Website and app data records
=== Section Start ===

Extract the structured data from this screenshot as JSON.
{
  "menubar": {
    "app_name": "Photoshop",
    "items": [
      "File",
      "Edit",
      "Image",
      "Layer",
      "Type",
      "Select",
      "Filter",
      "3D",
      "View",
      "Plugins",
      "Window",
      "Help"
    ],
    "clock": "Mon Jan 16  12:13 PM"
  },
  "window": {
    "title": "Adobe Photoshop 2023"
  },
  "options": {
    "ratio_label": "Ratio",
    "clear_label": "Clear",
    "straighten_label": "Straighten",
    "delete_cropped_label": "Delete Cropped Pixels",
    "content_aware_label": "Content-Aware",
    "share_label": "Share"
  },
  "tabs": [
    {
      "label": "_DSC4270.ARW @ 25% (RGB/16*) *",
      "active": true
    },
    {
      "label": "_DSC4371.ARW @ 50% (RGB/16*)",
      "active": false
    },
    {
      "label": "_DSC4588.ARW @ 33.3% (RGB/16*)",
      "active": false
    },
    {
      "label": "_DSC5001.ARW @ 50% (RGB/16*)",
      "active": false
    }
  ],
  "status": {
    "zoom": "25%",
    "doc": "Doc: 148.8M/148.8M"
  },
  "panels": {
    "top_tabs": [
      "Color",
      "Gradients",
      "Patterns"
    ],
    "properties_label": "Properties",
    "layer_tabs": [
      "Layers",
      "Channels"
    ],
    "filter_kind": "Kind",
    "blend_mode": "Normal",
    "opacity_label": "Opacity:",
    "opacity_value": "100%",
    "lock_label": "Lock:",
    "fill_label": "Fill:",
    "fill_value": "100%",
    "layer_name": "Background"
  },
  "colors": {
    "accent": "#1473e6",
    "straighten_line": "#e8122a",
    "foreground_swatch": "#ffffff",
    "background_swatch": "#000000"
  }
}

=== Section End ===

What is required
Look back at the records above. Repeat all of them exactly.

Answer section
Extract the structured data from this screenshot as JSON.
{
  "menubar": {
    "app_name": "Photoshop",
    "items": [
      "File",
      "Edit",
      "Image",
      "Layer",
      "Type",
      "Select",
      "Filter",
      "3D",
      "View",
      "Plugins",
      "Window",
      "Help"
    ],
    "clock": "Mon Jan 16  12:13 PM"
  },
  "window": {
    "title": "Adobe Photoshop 2023"
  },
  "options": {
    "ratio_label": "Ratio",
    "clear_label": "Clear",
    "straighten_label": "Straighten",
    "delete_cropped_label": "Delete Cropped Pixels",
    "content_aware_label": "Content-Aware",
    "share_label": "Share"
  },
  "tabs": [
    {
      "label": "_DSC4270.ARW @ 25% (RGB/16*) *",
      "active": true
    },
    {
      "label": "_DSC4371.ARW @ 50% (RGB/16*)",
      "active": false
    },
    {
      "label": "_DSC4588.ARW @ 33.3% (RGB/16*)",
      "active": false
    },
    {
      "label": "_DSC5001.ARW @ 50% (RGB/16*)",
      "active": false
    }
  ],
  "status": {
    "zoom": "25%",
    "doc": "Doc: 148.8M/148.8M"
  },
  "panels": {
    "top_tabs": [
      "Color",
      "Gradients",
      "Patterns"
    ],
    "properties_label": "Properties",
    "layer_tabs": [
      "Layers",
      "Channels"
    ],
    "filter_kind": "Kind",
    "blend_mode": "Normal",
    "opacity_label": "Opacity:",
    "opacity_value": "100%",
    "lock_label": "Lock:",
    "fill_label": "Fill:",
    "fill_value": "100%",
    "layer_name": "Background"
  },
  "colors": {
    "accent": "#1473e6",
    "straighten_line": "#e8122a",
    "foreground_swatch": "#ffffff",
    "background_swatch": "#000000"
  }
}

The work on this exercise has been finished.